WORK INSTRUCTIONS:
The answer must be every line from the entries below that contains "false".

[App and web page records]
------------------------------------------------------------------------

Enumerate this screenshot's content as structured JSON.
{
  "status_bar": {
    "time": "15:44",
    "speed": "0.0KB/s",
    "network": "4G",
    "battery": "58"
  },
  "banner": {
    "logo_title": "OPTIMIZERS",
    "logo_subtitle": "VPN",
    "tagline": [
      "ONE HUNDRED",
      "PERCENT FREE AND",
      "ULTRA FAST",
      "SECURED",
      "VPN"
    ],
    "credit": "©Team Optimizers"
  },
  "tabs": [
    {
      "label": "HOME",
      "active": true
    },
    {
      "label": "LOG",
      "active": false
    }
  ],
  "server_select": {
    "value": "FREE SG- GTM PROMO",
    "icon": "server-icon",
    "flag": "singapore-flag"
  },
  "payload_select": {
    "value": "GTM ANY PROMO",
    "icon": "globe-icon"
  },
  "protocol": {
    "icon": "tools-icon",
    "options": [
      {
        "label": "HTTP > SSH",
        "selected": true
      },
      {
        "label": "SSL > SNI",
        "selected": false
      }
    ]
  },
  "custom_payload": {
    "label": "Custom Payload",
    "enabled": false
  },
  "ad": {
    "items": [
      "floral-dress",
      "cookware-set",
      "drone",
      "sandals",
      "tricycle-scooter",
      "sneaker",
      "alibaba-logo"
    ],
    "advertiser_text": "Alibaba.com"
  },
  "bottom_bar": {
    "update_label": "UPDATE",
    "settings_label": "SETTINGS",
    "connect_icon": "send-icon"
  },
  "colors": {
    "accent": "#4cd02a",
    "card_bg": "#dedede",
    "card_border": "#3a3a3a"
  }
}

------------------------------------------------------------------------

OUTPUT BELOW:
      "active": false
        "selected": false
    "enabled": false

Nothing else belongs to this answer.